Repeat the entries below exactly as they appear, with no pictures.
·····
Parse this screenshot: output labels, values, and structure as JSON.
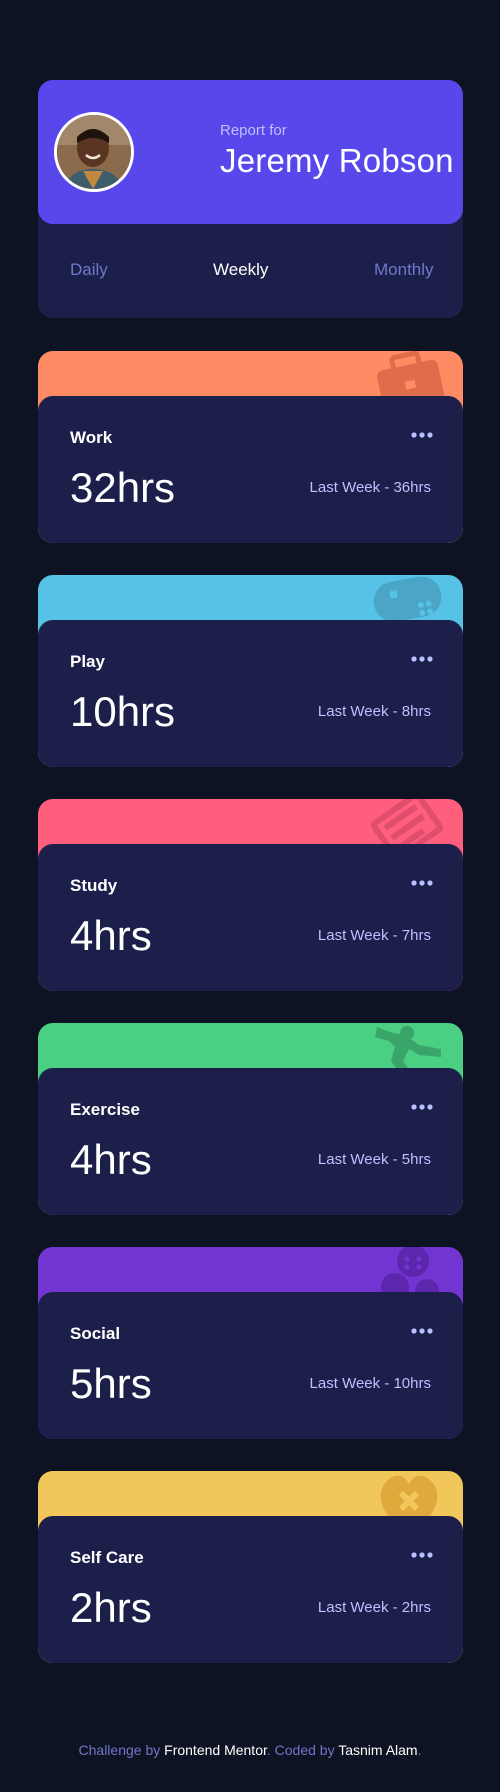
{
  "profile": {
    "report_for": "Report for",
    "name": "Jeremy Robson"
  },
  "periods": {
    "daily": "Daily",
    "weekly": "Weekly",
    "monthly": "Monthly",
    "selected": "Weekly"
  },
  "activities": [
    {
      "title": "Work",
      "hours": "32hrs",
      "last": "Last Week - 36hrs",
      "color": "#ff8b64",
      "icon": "briefcase-icon"
    },
    {
      "title": "Play",
      "hours": "10hrs",
      "last": "Last Week - 8hrs",
      "color": "#55c2e6",
      "icon": "gamepad-icon"
    },
    {
      "title": "Study",
      "hours": "4hrs",
      "last": "Last Week - 7hrs",
      "color": "#ff5e7d",
      "icon": "book-icon"
    },
    {
      "title": "Exercise",
      "hours": "4hrs",
      "last": "Last Week - 5hrs",
      "color": "#4bcf82",
      "icon": "running-icon"
    },
    {
      "title": "Social",
      "hours": "5hrs",
      "last": "Last Week - 10hrs",
      "color": "#7335d2",
      "icon": "social-icon"
    },
    {
      "title": "Self Care",
      "hours": "2hrs",
      "last": "Last Week - 2hrs",
      "color": "#f1c75b",
      "icon": "heart-icon"
    }
  ],
  "footer": {
    "prefix": "Challenge by",
    "org": "Frontend Mentor",
    "mid": ". Coded by",
    "author": "Tasnim Alam",
    "suffix": "."
  }
}
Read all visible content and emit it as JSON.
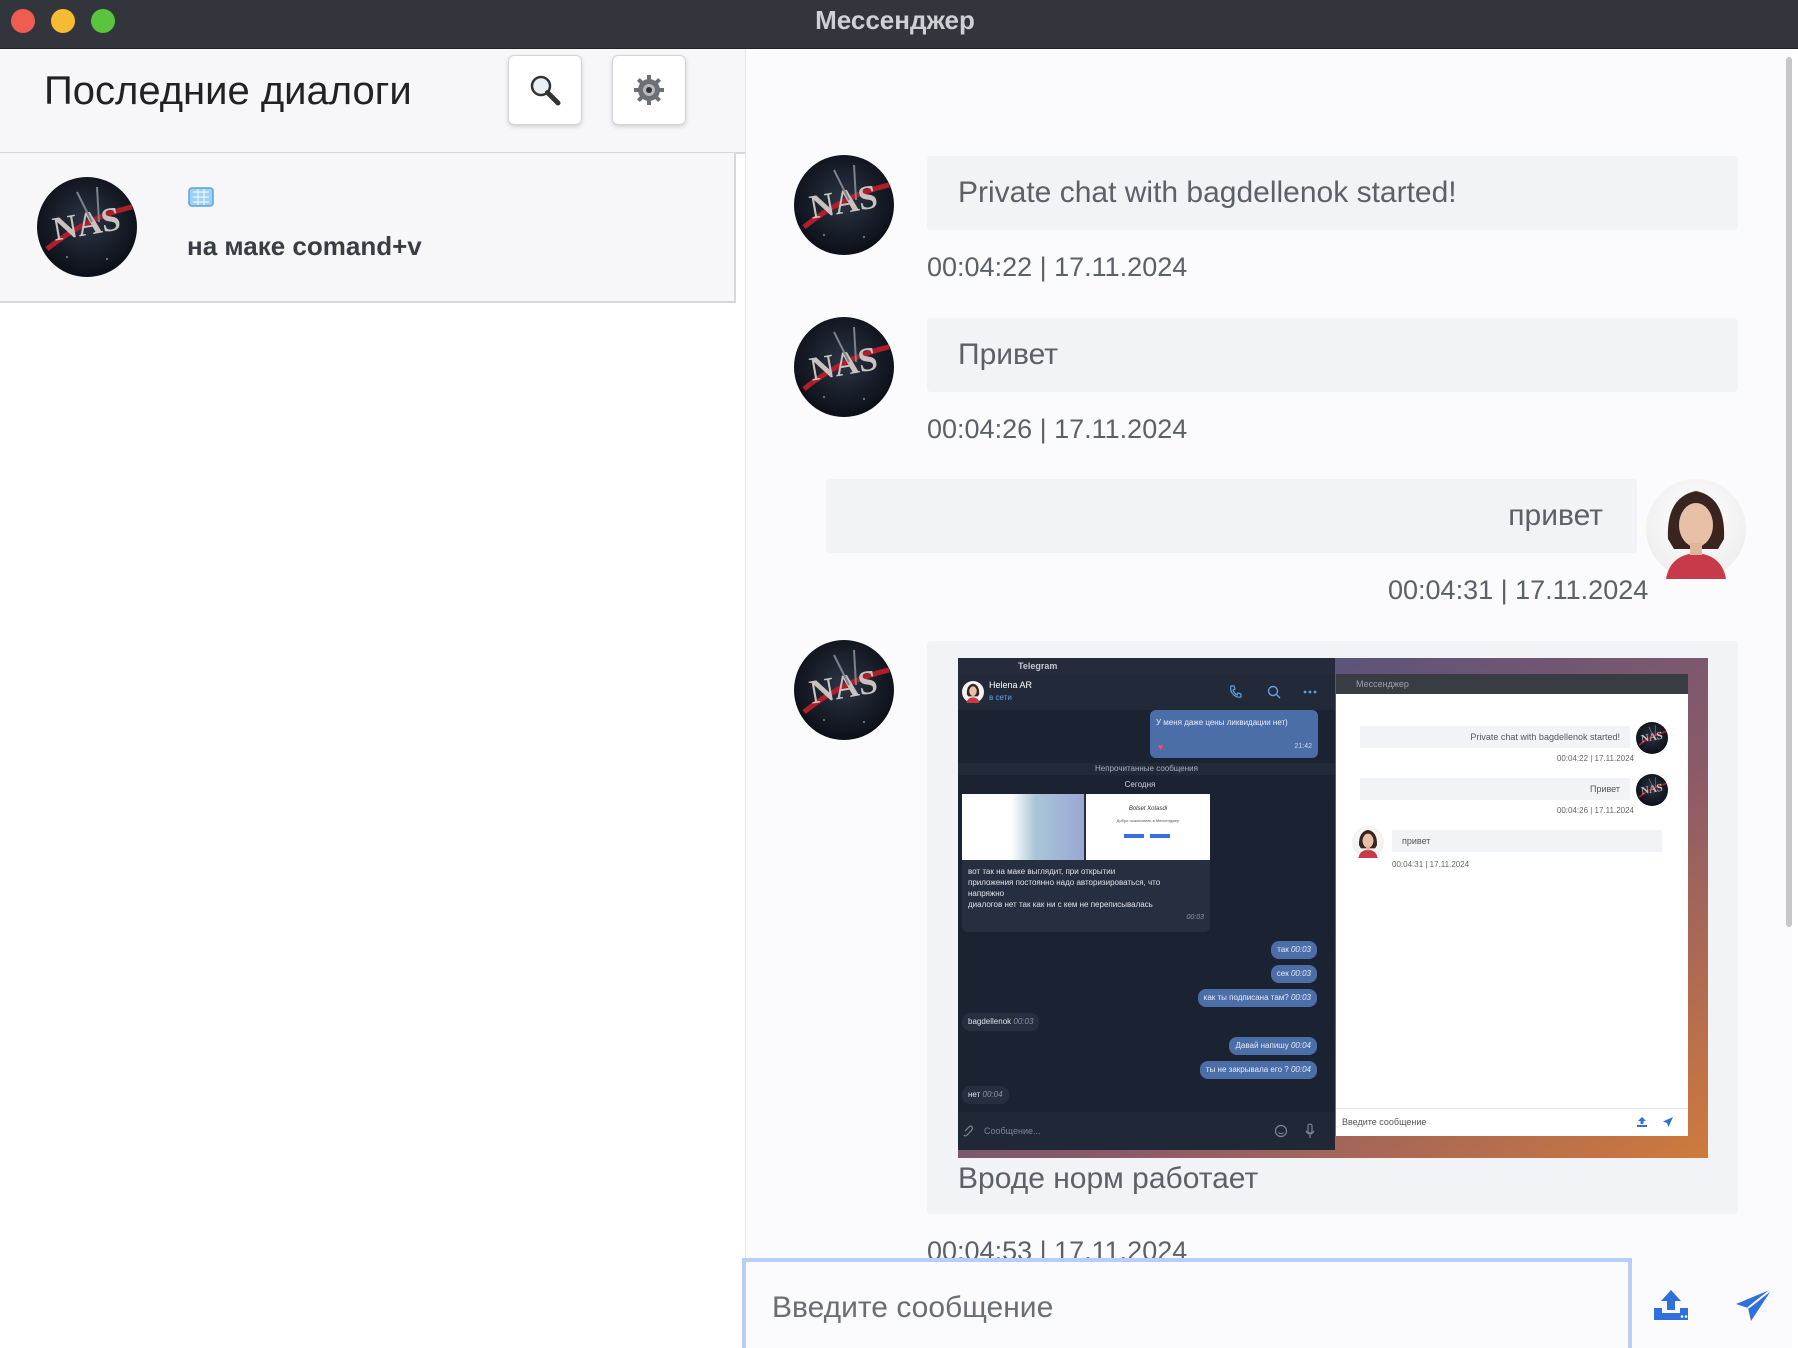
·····
### TASK OUTPUT:
Parse this screenshot: output labels, values, and structure as JSON.
{
  "profile": {
    "report_for": "Report for",
    "name": "Jeremy Robson"
  },
  "periods": {
    "daily": "Daily",
    "weekly": "Weekly",
    "monthly": "Monthly",
    "selected": "Weekly"
  },
  "activities": [
    {
      "title": "Work",
      "hours": "32hrs",
      "last": "Last Week - 36hrs",
      "color": "#ff8b64",
      "icon": "briefcase-icon"
    },
    {
      "title": "Play",
      "hours": "10hrs",
      "last": "Last Week - 8hrs",
      "color": "#55c2e6",
      "icon": "gamepad-icon"
    },
    {
      "title": "Study",
      "hours": "4hrs",
      "last": "Last Week - 7hrs",
      "color": "#ff5e7d",
      "icon": "book-icon"
    },
    {
      "title": "Exercise",
      "hours": "4hrs",
      "last": "Last Week - 5hrs",
      "color": "#4bcf82",
      "icon": "running-icon"
    },
    {
      "title": "Social",
      "hours": "5hrs",
      "last": "Last Week - 10hrs",
      "color": "#7335d2",
      "icon": "social-icon"
    },
    {
      "title": "Self Care",
      "hours": "2hrs",
      "last": "Last Week - 2hrs",
      "color": "#f1c75b",
      "icon": "heart-icon"
    }
  ],
  "footer": {
    "prefix": "Challenge by",
    "org": "Frontend Mentor",
    "mid": ". Coded by",
    "author": "Tasnim Alam",
    "suffix": "."
  }
}
Read all visible content and emit it as JSON.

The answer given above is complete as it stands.